Save Money / Consumer News
How to avoid overpaying for car repairs
LOS ANGELES (KABC) -- For some motorists, taking the car in for service is like being called in for a tax audit. It is no fun because nobody wants to be taken for a ride.
But according to one recent survey, car owners overpay by at least 10 percent at the repair shop. There's a website that can help you get a fair price the next time your car needs work.
When Amorena Cervantes of Aliso Viejo needs to take her car in for service her heart beats faster and her stress level rises.
"I'm really hesitant when I need to get it done right away, which is a bad thing," said Cervantes.
But what's really bad is the last time she took a car in for service it ended up costing much more than was first quoted.
"We got in there expecting it to be $299 and left with them saying they would call when it's done," said Cervantes. "When we got back they presented a bill of $500."
Does her story sound familiar, or do you have one of your own? Most motorists do. In a recent survey by AutoMD.com, an online auto repair resource website, its president, Shane Evangelist, says 88 percent of car owners felt they were overcharged on past car repairs.
"The fundamental issue is transparency," said Evangelist. "You just don't know how much it will cost to get your car repaired so when you drop it off you feel like a sacrificial lamb."
And that's where auto repair websites like AutoMD.com can help keep you from getting overcharged or from having work done your car doesn't need. With a few simple clicks of the mouse you can determine what the repairs might cost and you can even diagnose your vehicle's problem before you take it in for repairs.

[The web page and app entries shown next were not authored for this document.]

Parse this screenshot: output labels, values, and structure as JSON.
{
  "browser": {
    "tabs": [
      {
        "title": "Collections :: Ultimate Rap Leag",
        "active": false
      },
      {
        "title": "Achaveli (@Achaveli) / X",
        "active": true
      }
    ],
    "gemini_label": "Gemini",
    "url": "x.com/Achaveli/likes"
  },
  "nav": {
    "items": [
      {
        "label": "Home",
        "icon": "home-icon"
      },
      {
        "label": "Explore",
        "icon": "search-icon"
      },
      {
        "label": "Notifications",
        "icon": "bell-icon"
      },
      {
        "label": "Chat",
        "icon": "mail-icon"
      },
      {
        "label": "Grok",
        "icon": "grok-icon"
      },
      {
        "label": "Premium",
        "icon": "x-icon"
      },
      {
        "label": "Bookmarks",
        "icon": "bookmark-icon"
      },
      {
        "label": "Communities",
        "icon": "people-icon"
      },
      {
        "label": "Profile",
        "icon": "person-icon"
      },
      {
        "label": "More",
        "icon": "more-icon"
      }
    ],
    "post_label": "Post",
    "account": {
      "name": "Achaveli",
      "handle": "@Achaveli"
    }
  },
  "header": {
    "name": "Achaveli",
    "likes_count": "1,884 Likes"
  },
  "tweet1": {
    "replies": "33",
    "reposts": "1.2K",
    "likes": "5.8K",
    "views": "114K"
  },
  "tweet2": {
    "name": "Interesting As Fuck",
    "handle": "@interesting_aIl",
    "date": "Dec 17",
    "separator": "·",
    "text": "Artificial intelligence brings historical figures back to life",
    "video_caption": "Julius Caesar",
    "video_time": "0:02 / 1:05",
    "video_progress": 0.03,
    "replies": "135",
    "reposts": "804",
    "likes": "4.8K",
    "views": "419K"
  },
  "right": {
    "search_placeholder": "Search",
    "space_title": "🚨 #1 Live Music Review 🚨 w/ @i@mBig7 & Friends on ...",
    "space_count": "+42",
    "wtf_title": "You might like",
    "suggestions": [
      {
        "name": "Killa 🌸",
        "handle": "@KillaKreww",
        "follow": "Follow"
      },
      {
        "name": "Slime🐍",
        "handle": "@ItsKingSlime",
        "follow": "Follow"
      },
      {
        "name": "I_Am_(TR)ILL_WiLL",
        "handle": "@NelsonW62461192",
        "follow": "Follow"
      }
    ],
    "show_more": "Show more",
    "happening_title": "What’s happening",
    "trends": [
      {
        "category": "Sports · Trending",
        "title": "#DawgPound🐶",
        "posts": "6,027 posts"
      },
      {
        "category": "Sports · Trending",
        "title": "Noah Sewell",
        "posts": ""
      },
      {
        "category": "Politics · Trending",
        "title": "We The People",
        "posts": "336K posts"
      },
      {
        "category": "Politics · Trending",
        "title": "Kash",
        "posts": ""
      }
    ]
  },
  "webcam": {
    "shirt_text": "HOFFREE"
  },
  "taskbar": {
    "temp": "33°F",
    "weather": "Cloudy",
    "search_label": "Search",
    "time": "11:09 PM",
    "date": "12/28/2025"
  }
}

"You can go online and figure out what's wrong with your car on the diagnosis section. 'It smells like,' 'it feels like' -- they actually have how-to guides to help you figure out yourself," said Evangelist. "But if you are not that adventurous then you can go to our cost-test tool to figure out how much it will cost to get your car repaired."
Tracey Virtue is operations vice president at AutoMD.com and says women who feel uncomfortable going to car repair shops can really benefit from doing a little Internet research.
"What I've found and what my friends who use it have found, they go in and have the confidence so they don't get a lot of that upsale happening," said Virtue.
But no matter if you use the Web or not, there are a few things to keep in mind when you do get your car repaired.
"Get your parts back, never pay for work that was not authorized, and ask what brand-name parts they are using," said Virtue. "These are the three things whether you use AutoMD or not."
save money / consumer news, ric romero
- Glendale Galleria $85K bracelet thief sought 28 min ago
- Colorado shooting victim dies at hospital
- Reseda shooting suspect ID'ed as Iraq war vet
- Shoppers flock to stores for last-minute gifts 6 min ago
- Compton chase victim remembered by loved ones 41 min ago
- Van Nuys arsonist suspect sought by LAFD 58 min ago
- HB riot suspect sentenced to 12 days in jail
- Man arrested for suspected arson in Oxnard
- US holiday travelers brace for ice and snow
- Astronauts tackle urgent spacewalking repairs
- abcnews: Army's new weapon can shoot down drones
- SUV makers unveil new efficient features
- Amy Adams talks playing sexy con artist
- OTRC: Chuck Norris spoofs Van Damme's 'Epic Split'
- Latest weather with Danny Romero
14 min ago